    An amaroK clone for GTK/Gnome. Seems like it’d be perfect, but it ultimately forgot to clone amaroK’s uniqueness. It does have one advantage over amaroK though, you can have multiple “main” playlists open. What really killed it for me is all the annoying bugs, like one where it adds random mp3s to a playlist I have open. RIght now there’s a bug that hides all the entries in an open playlist from me. Fail.
  • Winamp
    Nobody said I couldn’t just use Winamp, right? It’s mostly compatable with wine. Unfortunatly, it doesn’t integrate well with Linux, lacks media key support, and wine forces an annoying border around the main window unless I disable desktop integration, which in turn disables the system tray icon. It’s just not the same on Linux, plus for some reason it’s incredibly slow. Fails on Linux.

Ultimately, my main problem is I use Gnome, since I think I’d be perfectly happy using amaroK, but I dislike KDE’s design choices so I’m unwilling to switch just to get at amaroK. Quod Libet, Decibel, Rhythmbox, and Banshee are all great players, but suffer from fatal flaws which keeps me switching from one player to the next.

Take these reviews lightly, I have very high standards and I just want them to work with the library I have, not the library they would like me to have.

EDIT: It’s been a while since I wrote this and it actually still gets hits, so here’s an addendum. The new version of Banshee kinda let me down with little things, mainly it’s file browser was annoying to use, and it still can’t handle the size of my library. Rhythmbox remained my imperfect but still effective solution. However, Quod Libet 2.1 fixed all the problems I had (except saved searches are still annoying), and has more than a few features I love that no other media player has. In my humble opinion, it’s the best.

I read this post on what not to do with private properties. It’s for Java, but applies to Flash as well. Apparently declaring a property is the “amateur” way to do it. This is how I would do it.

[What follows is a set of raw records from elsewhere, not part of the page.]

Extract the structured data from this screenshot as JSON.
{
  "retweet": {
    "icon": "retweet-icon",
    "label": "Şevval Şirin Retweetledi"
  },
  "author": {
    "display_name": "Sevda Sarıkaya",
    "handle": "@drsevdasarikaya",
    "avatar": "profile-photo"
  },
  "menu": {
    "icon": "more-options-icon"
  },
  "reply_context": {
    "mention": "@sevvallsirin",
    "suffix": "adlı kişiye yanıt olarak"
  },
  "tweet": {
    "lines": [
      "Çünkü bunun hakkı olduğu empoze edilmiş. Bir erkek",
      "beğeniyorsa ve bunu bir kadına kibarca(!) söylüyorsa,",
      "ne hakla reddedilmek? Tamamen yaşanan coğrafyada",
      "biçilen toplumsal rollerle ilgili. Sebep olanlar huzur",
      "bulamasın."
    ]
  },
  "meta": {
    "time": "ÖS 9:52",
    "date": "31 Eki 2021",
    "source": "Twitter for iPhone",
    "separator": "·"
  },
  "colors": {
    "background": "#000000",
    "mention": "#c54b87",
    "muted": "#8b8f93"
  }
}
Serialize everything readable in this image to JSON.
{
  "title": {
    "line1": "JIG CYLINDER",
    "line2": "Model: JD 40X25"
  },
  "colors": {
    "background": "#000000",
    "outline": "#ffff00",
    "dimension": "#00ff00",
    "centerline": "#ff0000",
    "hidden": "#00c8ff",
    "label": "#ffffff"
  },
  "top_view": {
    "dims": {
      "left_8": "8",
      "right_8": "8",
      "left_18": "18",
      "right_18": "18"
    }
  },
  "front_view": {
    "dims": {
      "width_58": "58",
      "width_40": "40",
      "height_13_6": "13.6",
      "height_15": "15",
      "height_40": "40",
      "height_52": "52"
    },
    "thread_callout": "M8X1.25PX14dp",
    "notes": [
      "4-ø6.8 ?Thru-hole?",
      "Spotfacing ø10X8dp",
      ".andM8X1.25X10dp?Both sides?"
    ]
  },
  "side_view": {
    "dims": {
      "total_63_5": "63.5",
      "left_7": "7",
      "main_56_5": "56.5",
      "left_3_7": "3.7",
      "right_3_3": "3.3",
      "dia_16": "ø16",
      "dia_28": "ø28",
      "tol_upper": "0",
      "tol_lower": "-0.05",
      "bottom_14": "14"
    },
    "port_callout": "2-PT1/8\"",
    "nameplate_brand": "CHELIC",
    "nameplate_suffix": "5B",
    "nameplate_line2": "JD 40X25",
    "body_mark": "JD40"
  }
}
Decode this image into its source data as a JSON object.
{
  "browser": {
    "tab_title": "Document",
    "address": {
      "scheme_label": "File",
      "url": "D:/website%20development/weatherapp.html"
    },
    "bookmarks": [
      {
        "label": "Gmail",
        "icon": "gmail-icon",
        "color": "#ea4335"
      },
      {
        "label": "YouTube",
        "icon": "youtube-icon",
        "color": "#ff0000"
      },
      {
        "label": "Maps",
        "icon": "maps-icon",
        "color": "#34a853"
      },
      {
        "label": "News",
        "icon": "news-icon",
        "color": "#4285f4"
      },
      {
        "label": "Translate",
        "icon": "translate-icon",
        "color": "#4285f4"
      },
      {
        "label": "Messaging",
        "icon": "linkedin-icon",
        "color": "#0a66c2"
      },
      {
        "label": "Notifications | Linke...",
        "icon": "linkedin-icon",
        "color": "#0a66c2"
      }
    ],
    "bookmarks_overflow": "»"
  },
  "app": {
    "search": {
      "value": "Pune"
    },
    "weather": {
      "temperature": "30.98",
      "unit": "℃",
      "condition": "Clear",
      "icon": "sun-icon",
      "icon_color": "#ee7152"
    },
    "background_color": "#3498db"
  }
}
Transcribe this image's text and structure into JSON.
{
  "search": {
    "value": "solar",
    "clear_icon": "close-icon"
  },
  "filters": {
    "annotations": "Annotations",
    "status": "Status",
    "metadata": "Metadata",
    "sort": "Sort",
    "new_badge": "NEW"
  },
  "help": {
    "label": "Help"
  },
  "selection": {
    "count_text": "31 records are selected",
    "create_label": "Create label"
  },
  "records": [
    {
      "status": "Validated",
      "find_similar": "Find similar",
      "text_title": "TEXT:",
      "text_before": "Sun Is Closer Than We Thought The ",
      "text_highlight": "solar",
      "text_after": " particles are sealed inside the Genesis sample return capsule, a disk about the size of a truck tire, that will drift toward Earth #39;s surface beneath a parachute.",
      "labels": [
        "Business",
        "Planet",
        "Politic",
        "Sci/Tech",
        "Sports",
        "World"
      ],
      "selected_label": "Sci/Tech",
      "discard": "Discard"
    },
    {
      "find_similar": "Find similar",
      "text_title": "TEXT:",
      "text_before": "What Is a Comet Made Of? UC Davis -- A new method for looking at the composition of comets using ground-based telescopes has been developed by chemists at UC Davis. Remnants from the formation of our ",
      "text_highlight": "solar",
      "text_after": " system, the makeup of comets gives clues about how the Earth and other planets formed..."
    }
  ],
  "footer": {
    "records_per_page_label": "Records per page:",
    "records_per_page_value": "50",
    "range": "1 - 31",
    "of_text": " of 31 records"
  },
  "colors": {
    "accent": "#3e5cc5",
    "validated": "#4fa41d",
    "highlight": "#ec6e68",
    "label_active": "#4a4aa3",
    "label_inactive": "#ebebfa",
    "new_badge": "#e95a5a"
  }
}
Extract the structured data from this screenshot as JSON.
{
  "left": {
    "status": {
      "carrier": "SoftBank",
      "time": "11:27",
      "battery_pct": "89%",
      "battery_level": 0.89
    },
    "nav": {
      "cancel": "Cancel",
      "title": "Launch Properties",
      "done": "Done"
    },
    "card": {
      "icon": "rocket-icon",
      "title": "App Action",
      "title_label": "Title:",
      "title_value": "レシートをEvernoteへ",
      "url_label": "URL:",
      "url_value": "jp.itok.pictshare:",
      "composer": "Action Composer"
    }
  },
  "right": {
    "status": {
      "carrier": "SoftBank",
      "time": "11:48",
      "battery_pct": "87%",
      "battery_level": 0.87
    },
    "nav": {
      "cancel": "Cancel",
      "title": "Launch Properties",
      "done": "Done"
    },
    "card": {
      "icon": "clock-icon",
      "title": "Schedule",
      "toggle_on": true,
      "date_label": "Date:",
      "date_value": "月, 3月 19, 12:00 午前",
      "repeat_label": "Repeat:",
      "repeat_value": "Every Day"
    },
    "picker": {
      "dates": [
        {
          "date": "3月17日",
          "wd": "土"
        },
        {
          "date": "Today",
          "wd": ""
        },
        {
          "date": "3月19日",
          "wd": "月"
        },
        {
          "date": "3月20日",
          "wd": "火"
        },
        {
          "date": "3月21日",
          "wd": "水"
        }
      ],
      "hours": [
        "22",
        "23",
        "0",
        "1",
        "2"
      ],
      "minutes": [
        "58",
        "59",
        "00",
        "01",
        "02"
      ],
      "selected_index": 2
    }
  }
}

public class Person {
private var _age:int;
public function Person(age:int) {
_age = age;
}
public function birthday():void {
_age++;
}
}

According to this fellow, that’s bad practice. You should always use accessors! Why write short concise code when you can write three times as much? Instead of age, use getAge() and setAge() because apparently its a lot better to write setAge(getAge()+1), rather than write age++.

Flash’s accessors would allow you to write age++, but this is still the most disturbingly defensive code I’ve ever seen. It’s a private property! A class is supposed to be able to manage its own properties. It’s other classes you’re supposed to mistrust, not your own. If a class has become so big it requires this kind of nonsense that’s a pretty good sign it should be split up into smaller classes.

In my opinion his only valid complaint is that its easier to make breakpoints. Fortunatly most of the comments for that article disagree with his opinion.